(Source records)
----------
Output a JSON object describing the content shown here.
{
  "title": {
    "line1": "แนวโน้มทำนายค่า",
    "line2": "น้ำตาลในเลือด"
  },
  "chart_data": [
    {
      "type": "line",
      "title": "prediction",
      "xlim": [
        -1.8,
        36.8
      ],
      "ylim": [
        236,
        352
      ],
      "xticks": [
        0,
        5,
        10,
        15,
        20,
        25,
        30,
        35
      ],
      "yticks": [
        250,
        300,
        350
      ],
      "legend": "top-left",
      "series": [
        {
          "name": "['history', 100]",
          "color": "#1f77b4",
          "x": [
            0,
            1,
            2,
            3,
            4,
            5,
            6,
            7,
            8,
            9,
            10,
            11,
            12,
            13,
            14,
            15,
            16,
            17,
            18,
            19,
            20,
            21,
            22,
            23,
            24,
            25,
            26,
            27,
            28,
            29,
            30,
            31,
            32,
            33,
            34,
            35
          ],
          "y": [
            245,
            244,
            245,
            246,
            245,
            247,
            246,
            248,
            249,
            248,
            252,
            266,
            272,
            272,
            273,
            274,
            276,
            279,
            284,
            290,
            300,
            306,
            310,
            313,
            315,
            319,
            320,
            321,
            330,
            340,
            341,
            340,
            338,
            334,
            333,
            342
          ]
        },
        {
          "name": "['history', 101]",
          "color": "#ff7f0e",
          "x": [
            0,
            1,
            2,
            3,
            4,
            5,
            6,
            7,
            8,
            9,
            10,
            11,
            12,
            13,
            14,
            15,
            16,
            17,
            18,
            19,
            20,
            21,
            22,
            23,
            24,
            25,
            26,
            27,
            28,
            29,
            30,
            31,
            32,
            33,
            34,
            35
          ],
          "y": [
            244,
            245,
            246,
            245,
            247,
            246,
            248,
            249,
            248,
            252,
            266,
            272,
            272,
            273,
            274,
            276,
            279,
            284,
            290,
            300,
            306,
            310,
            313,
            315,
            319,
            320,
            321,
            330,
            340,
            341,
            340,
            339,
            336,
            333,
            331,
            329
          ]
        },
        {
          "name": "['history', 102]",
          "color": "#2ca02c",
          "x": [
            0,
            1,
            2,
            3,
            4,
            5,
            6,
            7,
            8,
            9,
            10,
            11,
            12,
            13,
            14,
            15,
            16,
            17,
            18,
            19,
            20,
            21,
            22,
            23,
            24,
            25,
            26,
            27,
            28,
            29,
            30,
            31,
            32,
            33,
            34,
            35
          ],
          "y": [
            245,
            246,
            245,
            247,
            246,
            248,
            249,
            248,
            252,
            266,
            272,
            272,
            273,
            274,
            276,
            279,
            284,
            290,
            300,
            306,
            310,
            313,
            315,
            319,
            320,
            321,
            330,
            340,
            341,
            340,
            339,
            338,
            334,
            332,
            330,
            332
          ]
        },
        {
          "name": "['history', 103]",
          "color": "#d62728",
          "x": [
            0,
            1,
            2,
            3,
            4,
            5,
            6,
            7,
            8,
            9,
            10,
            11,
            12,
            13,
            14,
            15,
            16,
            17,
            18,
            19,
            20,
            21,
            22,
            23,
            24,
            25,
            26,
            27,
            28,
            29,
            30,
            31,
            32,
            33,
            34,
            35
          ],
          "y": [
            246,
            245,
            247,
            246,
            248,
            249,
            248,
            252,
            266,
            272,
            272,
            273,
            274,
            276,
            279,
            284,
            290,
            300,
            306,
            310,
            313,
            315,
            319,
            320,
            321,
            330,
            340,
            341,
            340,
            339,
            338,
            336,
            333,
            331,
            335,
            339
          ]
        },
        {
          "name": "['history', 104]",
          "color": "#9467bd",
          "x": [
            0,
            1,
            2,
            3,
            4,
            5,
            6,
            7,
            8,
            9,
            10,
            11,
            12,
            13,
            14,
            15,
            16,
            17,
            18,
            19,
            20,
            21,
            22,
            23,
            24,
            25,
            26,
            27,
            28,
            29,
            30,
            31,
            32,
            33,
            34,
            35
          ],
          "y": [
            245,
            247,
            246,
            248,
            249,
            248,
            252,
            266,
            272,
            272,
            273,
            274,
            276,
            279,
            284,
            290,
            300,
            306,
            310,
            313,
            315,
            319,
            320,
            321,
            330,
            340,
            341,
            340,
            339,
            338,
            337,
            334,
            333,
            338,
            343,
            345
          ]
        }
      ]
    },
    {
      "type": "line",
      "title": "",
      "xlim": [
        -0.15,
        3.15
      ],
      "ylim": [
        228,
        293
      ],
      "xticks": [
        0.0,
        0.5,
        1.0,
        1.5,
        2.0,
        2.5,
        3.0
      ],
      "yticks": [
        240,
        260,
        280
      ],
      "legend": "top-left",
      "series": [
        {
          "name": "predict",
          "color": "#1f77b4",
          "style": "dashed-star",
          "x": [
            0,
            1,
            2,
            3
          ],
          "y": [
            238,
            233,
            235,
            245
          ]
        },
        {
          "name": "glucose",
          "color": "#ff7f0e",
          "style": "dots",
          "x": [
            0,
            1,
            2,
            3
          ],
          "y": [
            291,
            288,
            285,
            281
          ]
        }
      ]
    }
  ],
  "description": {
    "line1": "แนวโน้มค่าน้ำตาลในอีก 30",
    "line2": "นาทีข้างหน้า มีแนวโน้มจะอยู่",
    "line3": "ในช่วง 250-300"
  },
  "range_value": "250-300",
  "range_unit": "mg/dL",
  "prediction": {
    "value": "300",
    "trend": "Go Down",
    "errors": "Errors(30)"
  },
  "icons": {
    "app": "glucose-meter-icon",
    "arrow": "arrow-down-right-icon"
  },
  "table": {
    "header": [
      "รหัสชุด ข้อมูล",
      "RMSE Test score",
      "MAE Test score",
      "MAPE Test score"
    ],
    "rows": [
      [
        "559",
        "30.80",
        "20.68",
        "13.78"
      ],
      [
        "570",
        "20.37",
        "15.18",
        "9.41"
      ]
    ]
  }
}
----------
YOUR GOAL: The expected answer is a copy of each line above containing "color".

FINAL ANSWER:
          "color": "#1f77b4",
          "color": "#ff7f0e",
          "color": "#2ca02c",
          "color": "#d62728",
          "color": "#9467bd",
          "color": "#1f77b4",
          "color": "#ff7f0e",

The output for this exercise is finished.